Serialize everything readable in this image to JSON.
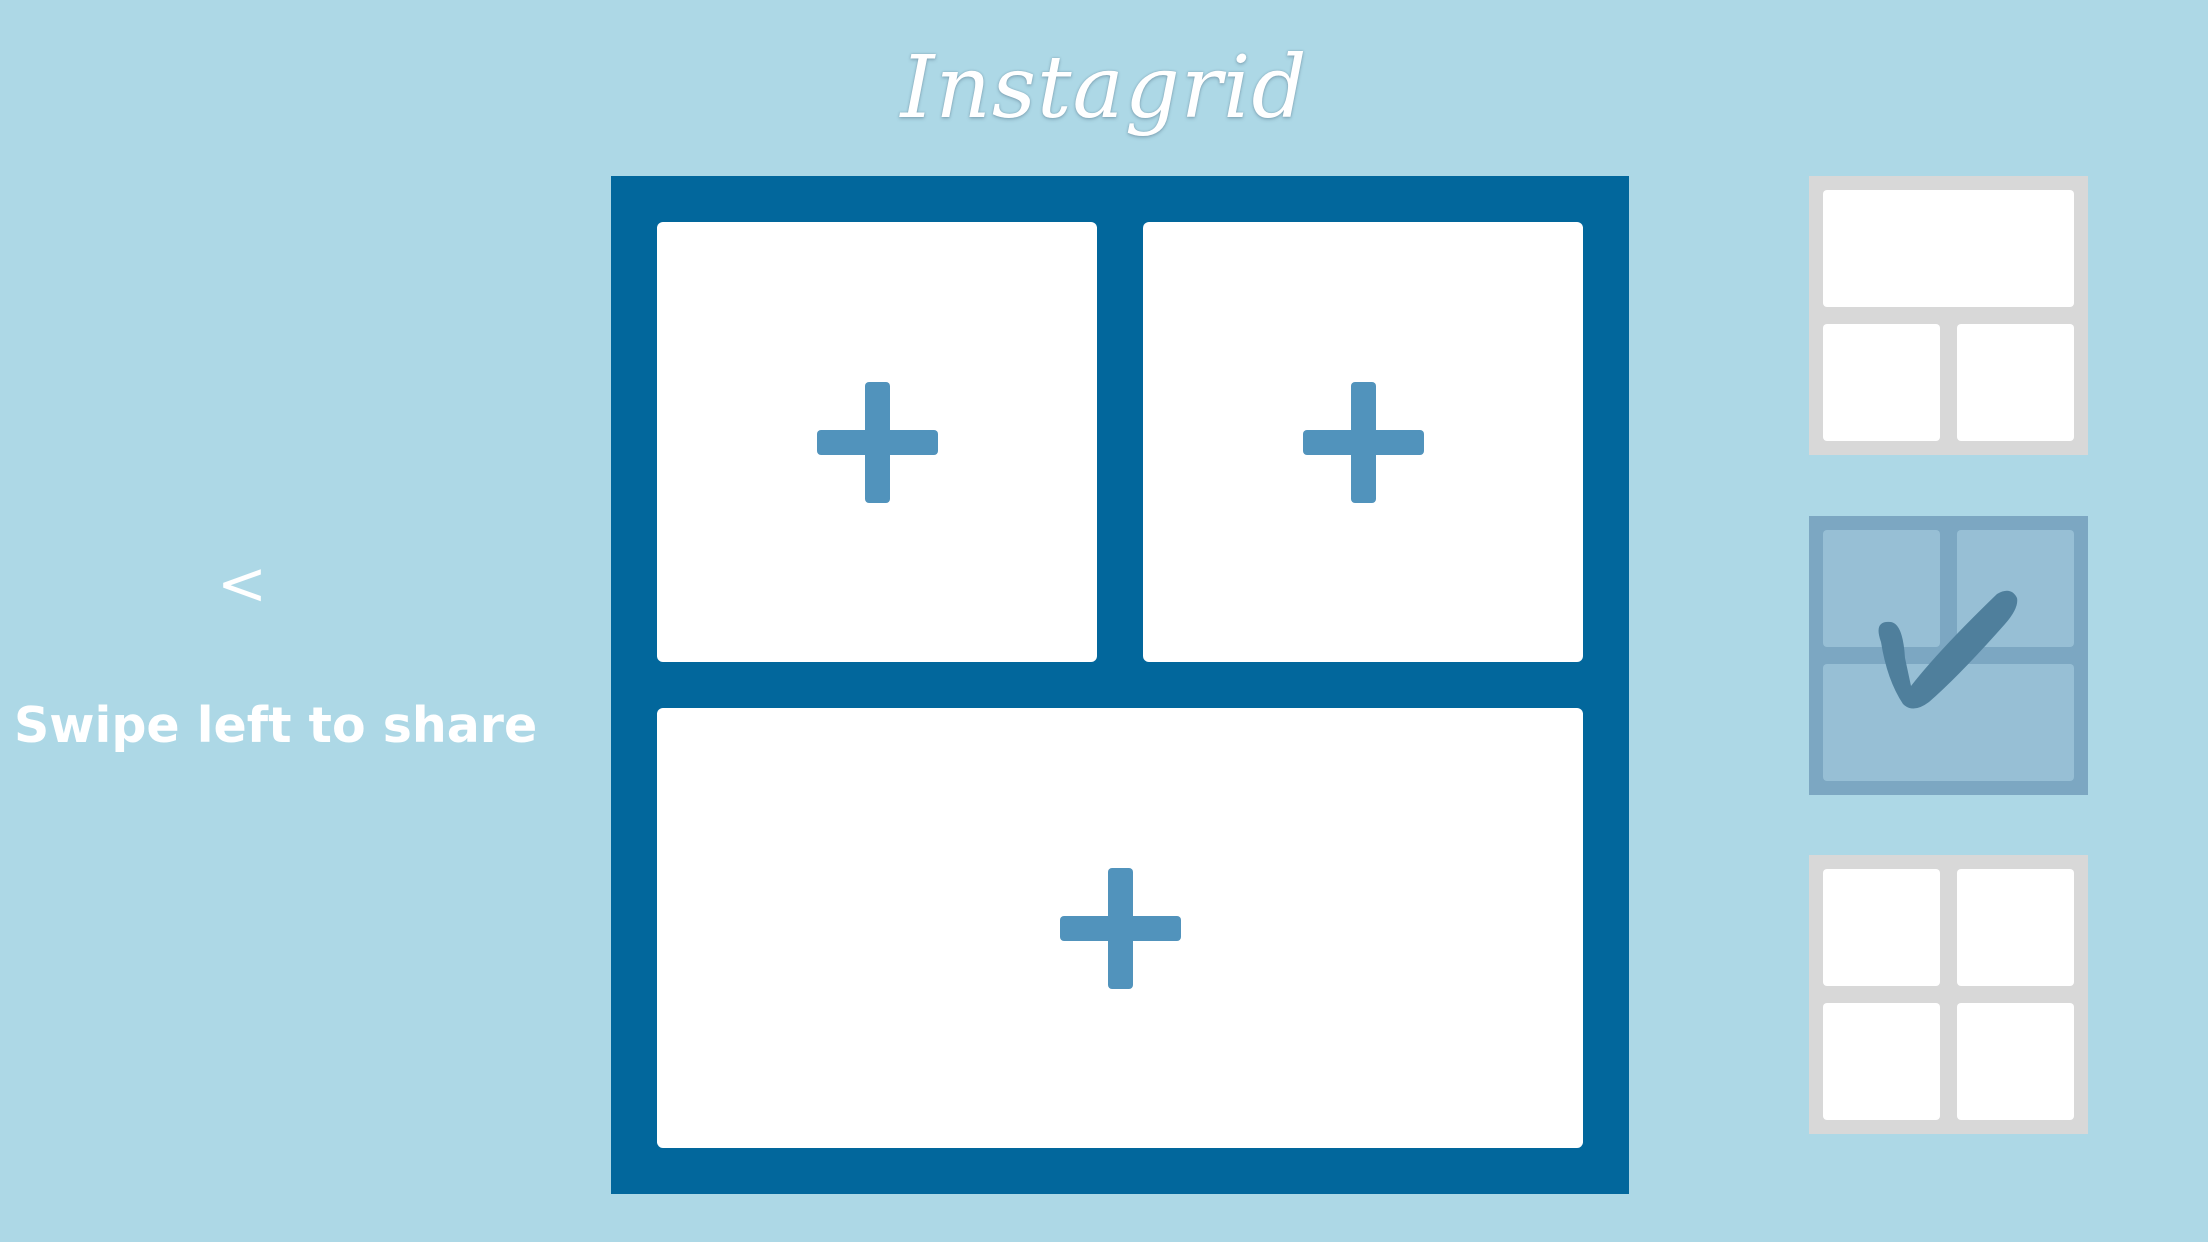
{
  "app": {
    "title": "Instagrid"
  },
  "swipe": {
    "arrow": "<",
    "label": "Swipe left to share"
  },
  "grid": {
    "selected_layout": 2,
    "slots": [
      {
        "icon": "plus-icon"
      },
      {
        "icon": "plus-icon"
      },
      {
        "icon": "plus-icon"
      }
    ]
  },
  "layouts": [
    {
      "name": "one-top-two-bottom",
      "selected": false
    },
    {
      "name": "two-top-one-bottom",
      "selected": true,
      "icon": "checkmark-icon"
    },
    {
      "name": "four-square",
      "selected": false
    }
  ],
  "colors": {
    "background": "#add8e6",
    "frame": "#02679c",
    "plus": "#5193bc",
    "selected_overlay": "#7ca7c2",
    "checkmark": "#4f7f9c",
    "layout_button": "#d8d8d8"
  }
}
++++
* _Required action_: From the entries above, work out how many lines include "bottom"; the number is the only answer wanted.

* _Response below_: 2